WHAT THE EXERCISE ASKS » Going through the entries below, count each line that holds "data" and give only the total.

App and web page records
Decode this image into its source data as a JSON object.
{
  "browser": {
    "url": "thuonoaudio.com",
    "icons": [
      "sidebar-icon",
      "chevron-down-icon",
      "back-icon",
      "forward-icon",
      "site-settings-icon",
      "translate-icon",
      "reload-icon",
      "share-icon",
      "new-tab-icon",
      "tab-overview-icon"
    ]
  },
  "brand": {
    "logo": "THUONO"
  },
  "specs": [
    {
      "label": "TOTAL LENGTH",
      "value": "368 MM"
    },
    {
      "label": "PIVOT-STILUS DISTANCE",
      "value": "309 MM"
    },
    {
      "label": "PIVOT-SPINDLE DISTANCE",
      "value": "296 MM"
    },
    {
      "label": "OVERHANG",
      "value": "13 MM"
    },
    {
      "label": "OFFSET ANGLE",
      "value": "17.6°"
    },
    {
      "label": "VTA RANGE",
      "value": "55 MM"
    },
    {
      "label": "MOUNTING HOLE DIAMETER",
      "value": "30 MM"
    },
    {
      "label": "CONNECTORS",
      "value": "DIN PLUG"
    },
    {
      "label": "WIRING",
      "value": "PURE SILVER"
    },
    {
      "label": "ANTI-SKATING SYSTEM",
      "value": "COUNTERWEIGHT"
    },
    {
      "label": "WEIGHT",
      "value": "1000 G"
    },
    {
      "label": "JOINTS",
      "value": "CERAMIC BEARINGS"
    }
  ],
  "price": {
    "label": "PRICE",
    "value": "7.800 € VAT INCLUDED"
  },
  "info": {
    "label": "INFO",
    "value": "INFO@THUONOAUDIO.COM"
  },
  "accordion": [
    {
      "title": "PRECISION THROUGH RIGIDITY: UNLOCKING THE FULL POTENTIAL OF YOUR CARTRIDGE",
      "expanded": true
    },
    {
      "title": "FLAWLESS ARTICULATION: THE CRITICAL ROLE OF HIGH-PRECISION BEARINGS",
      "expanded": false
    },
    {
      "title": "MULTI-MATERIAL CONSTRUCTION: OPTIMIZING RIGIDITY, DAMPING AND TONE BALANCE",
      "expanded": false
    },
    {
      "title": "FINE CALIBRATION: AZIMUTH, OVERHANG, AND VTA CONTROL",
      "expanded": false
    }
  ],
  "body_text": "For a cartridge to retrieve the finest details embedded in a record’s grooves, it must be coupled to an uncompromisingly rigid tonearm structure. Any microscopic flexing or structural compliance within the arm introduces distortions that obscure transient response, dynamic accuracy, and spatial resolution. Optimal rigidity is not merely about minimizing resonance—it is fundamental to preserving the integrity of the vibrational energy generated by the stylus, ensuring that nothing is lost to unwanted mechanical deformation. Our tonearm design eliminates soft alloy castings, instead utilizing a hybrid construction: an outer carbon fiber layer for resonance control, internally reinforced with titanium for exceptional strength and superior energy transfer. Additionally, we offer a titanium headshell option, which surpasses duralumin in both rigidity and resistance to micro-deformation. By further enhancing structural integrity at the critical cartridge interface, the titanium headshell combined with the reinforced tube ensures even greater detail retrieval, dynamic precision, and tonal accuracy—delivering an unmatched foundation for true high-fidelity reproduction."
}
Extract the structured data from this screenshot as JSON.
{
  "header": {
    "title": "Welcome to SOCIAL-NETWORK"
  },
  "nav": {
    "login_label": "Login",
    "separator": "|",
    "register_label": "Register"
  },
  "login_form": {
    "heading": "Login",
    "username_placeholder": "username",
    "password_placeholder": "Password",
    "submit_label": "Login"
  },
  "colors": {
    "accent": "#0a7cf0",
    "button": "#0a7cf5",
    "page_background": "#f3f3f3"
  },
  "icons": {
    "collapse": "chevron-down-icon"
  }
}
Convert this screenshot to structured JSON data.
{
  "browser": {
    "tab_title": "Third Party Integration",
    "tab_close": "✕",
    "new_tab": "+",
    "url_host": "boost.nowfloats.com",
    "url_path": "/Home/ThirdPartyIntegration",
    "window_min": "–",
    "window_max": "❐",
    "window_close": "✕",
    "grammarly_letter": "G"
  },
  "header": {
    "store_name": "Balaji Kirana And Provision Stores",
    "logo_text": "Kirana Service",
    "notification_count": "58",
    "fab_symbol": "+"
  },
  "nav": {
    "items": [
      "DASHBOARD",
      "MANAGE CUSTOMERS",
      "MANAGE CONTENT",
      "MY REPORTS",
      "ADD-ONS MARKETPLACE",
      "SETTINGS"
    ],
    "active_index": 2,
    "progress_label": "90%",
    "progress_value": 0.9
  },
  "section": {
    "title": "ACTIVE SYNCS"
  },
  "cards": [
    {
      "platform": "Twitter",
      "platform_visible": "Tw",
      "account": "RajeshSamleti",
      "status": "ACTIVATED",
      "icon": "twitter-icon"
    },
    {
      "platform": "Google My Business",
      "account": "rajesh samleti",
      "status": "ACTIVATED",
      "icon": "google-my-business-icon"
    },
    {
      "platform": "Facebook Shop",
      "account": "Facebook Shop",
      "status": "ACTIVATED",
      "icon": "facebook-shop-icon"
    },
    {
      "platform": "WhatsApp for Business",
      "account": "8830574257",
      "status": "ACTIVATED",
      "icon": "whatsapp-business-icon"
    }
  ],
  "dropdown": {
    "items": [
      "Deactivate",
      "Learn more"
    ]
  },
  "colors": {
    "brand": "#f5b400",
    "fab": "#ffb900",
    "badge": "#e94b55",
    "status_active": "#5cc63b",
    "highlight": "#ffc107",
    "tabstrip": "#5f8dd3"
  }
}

SOLUTION TO THIS PROBLEM » 3